- What you need to do -
Leaving out only the pictures, write out all the entries exactly.

- Provided entries -
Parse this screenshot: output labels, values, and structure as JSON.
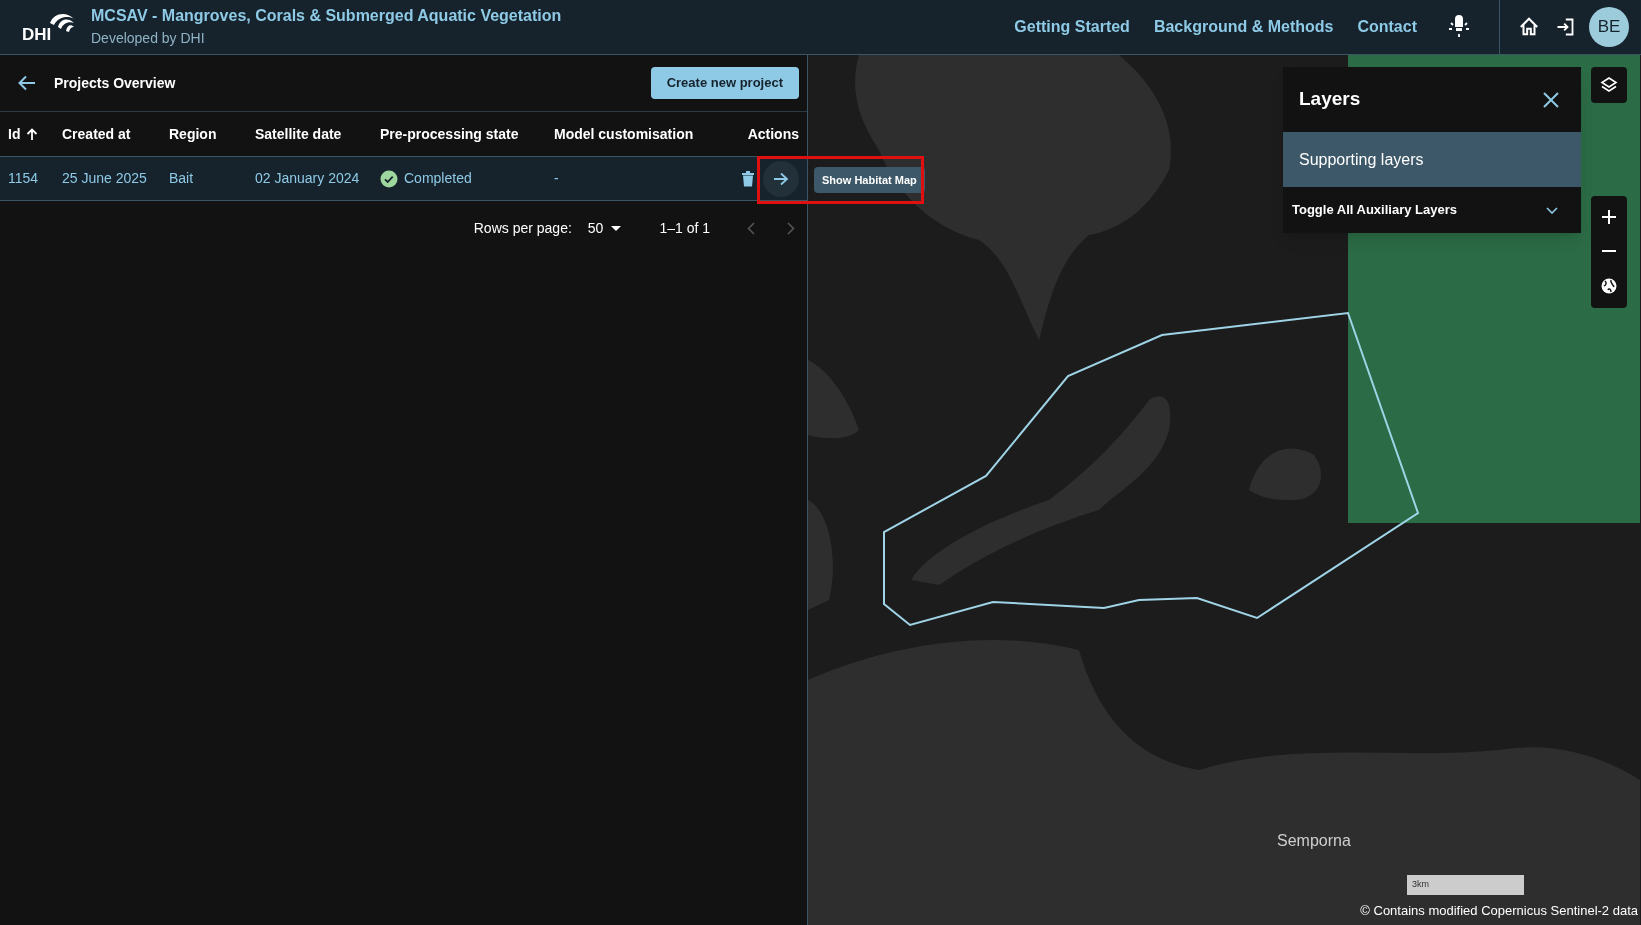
{
  "header": {
    "logo": "DHI",
    "title": "MCSAV - Mangroves, Corals & Submerged Aquatic Vegetation",
    "subtitle": "Developed by DHI",
    "nav": [
      "Getting Started",
      "Background & Methods",
      "Contact"
    ],
    "avatar": "BE"
  },
  "projects": {
    "title": "Projects Overview",
    "create_button": "Create new project",
    "columns": [
      {
        "label": "Id",
        "sorted": true
      },
      {
        "label": "Created at",
        "sorted": false
      },
      {
        "label": "Region",
        "sorted": false
      },
      {
        "label": "Satellite date",
        "sorted": false
      },
      {
        "label": "Pre-processing state",
        "sorted": false
      },
      {
        "label": "Model customisation",
        "sorted": false
      },
      {
        "label": "Actions",
        "sorted": false
      }
    ],
    "rows": [
      {
        "id": "1154",
        "created_at": "25 June 2025",
        "region": "Bait",
        "satellite_date": "02 January 2024",
        "state": "Completed",
        "completed": true,
        "model": "-",
        "hovered": true
      }
    ],
    "tooltip": "Show Habitat Map",
    "pagination": {
      "rows_per_page_label": "Rows per page:",
      "rows_per_page": "50",
      "range": "1–1 of 1"
    }
  },
  "layers": {
    "title": "Layers",
    "section": "Supporting layers",
    "toggle": "Toggle All Auxiliary Layers",
    "expanded": false
  },
  "map": {
    "place_label": "Semporna",
    "scale": "3km",
    "attribution": "© Contains modified Copernicus Sentinel-2 data"
  }
}
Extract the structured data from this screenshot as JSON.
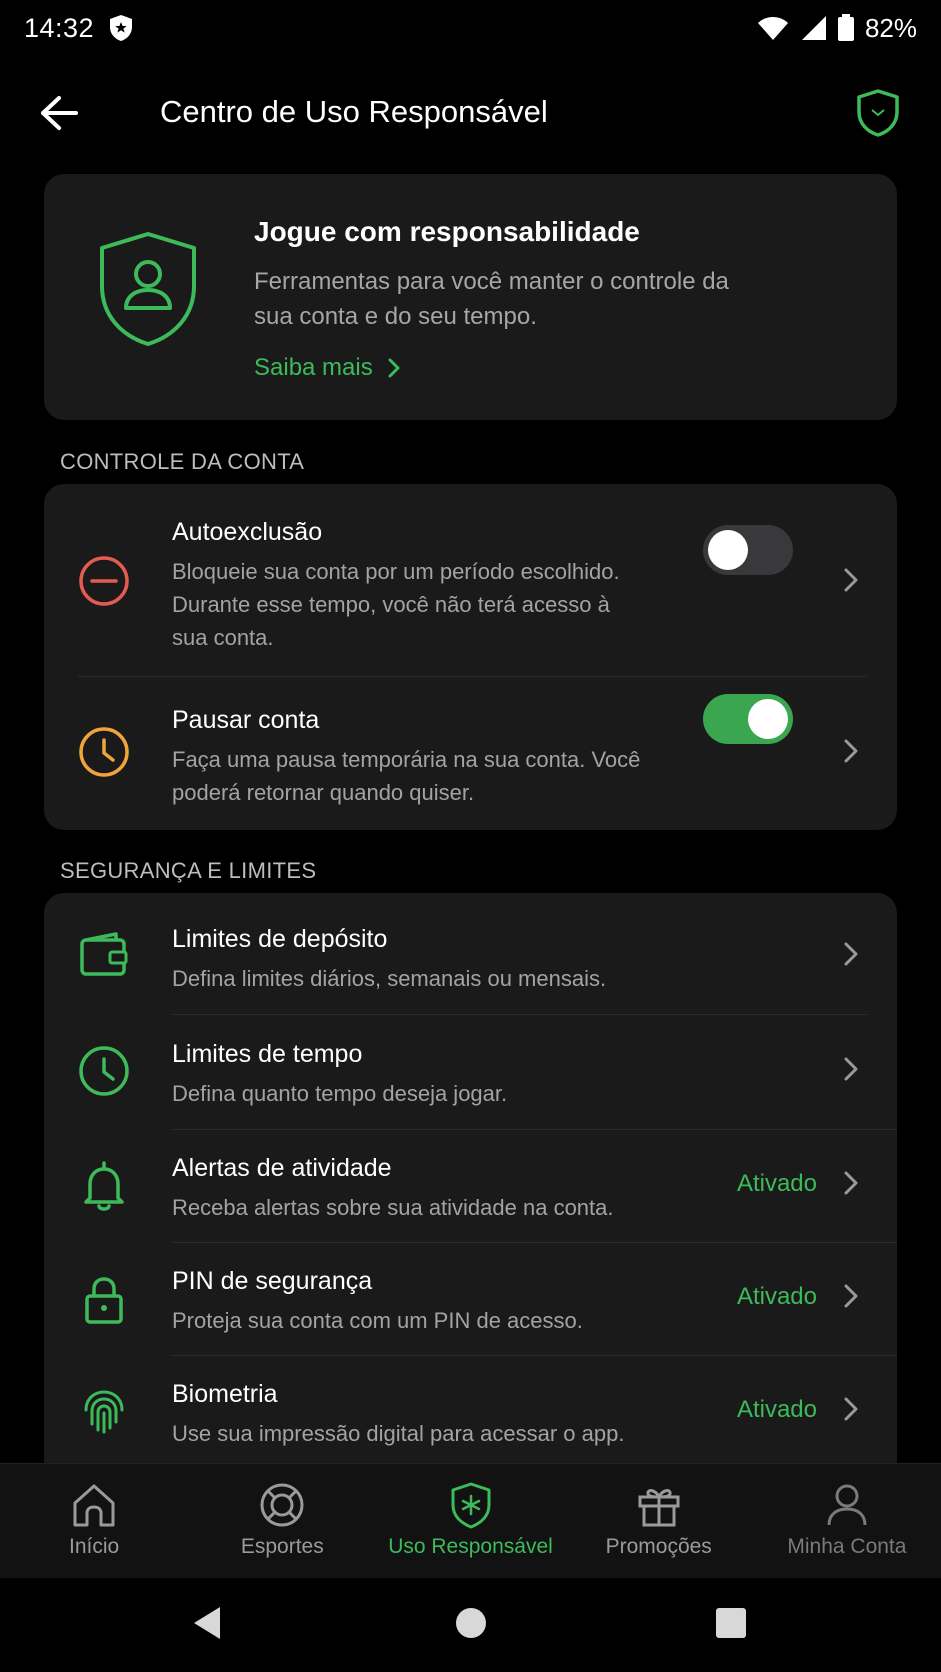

- The completed task -
Parse this screenshot: output labels, values, and structure as JSON.
{
  "header": {
    "logo": "DHI",
    "title": "MCSAV - Mangroves, Corals & Submerged Aquatic Vegetation",
    "subtitle": "Developed by DHI",
    "nav": [
      "Getting Started",
      "Background & Methods",
      "Contact"
    ],
    "avatar": "BE"
  },
  "projects": {
    "title": "Projects Overview",
    "create_button": "Create new project",
    "columns": [
      {
        "label": "Id",
        "sorted": true
      },
      {
        "label": "Created at",
        "sorted": false
      },
      {
        "label": "Region",
        "sorted": false
      },
      {
        "label": "Satellite date",
        "sorted": false
      },
      {
        "label": "Pre-processing state",
        "sorted": false
      },
      {
        "label": "Model customisation",
        "sorted": false
      },
      {
        "label": "Actions",
        "sorted": false
      }
    ],
    "rows": [
      {
        "id": "1154",
        "created_at": "25 June 2025",
        "region": "Bait",
        "satellite_date": "02 January 2024",
        "state": "Completed",
        "completed": true,
        "model": "-",
        "hovered": true
      }
    ],
    "tooltip": "Show Habitat Map",
    "pagination": {
      "rows_per_page_label": "Rows per page:",
      "rows_per_page": "50",
      "range": "1–1 of 1"
    }
  },
  "layers": {
    "title": "Layers",
    "section": "Supporting layers",
    "toggle": "Toggle All Auxiliary Layers",
    "expanded": false
  },
  "map": {
    "place_label": "Semporna",
    "scale": "3km",
    "attribution": "© Contains modified Copernicus Sentinel-2 data"
  }
}
Extract the structured data from this screenshot as JSON.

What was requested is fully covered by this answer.